Across the U.S., sustainability has become a priority in many areas.
To create the rankings, Calvert analyzed the 1,000 largest publicly held U.S. companies (by stock market value) and scored them on more than 200 key indicators and 28 issues.
Calvert then sorted the data into five key categories: shareholders, employees, customers, planet, and community.
In a tough 2018, in which the S&P 500 lost 4.2% and the Russell 1000 fell 4.6%, the 100 most sustainable companies on our list lost 3.2%. Calvert Research and Management, the sustainability powerhouse owned by Eaton Vance (EV), compiled Barron’s list, basing the rankings on hundreds of metrics that address environmental, social, and corporate governance, or ESG, factors.
There are significant changes in the top 10 from last year, including the entry of Voya, and Best Buy’s ascent to No. 1 from third last year. You might notice that some of the top companies are headquartered in California. That makes sense: The state is home to tough environmental regulations and governance initiatives. “You can’t say it’s causal, but it’s explanatory,” Streur says.

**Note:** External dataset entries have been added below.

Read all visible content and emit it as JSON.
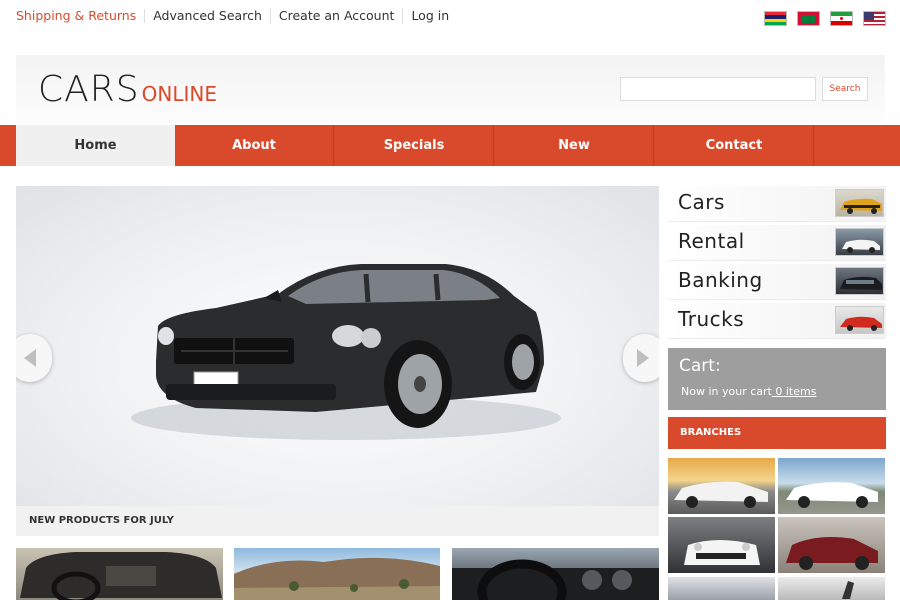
{
  "top_links": {
    "shipping": "Shipping & Returns",
    "advanced_search": "Advanced Search",
    "create_account": "Create an Account",
    "login": "Log in"
  },
  "flags": [
    "mauritius-flag-icon",
    "maldives-flag-icon",
    "iran-flag-icon",
    "usa-flag-icon"
  ],
  "logo": {
    "main": "CARS",
    "sub": "ONLINE"
  },
  "search": {
    "placeholder": "",
    "button": "Search"
  },
  "nav": {
    "items": [
      {
        "label": "Home",
        "active": true
      },
      {
        "label": "About"
      },
      {
        "label": "Specials"
      },
      {
        "label": "New"
      },
      {
        "label": "Contact"
      }
    ]
  },
  "slider": {
    "prev_icon": "arrow-left-icon",
    "next_icon": "arrow-right-icon"
  },
  "new_products": {
    "title": "NEW PRODUCTS FOR JULY"
  },
  "categories": [
    {
      "label": "Cars"
    },
    {
      "label": "Rental"
    },
    {
      "label": "Banking"
    },
    {
      "label": "Trucks"
    }
  ],
  "cart": {
    "title": "Cart:",
    "line_prefix": "Now in your cart",
    "line_link": " 0 items"
  },
  "branches": {
    "title": "BRANCHES"
  },
  "colors": {
    "accent": "#d94a2c",
    "cart_bg": "#9e9e9e",
    "nav_active_bg": "#f0f0f0"
  }
}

The lowest overall score in the universe was 27; the median was 55. The average score for the best 100 was 66.6, leaving room for improvement. What’s more, the best 100 scored marginally worse than the previous year’s, which averaged 68.7. While scores rose as companies boosted diversity, says Calvert analyst Chris Madden, Calvert also increased penalties for companies with late filings, restatements, or other actions that could concern shareholders.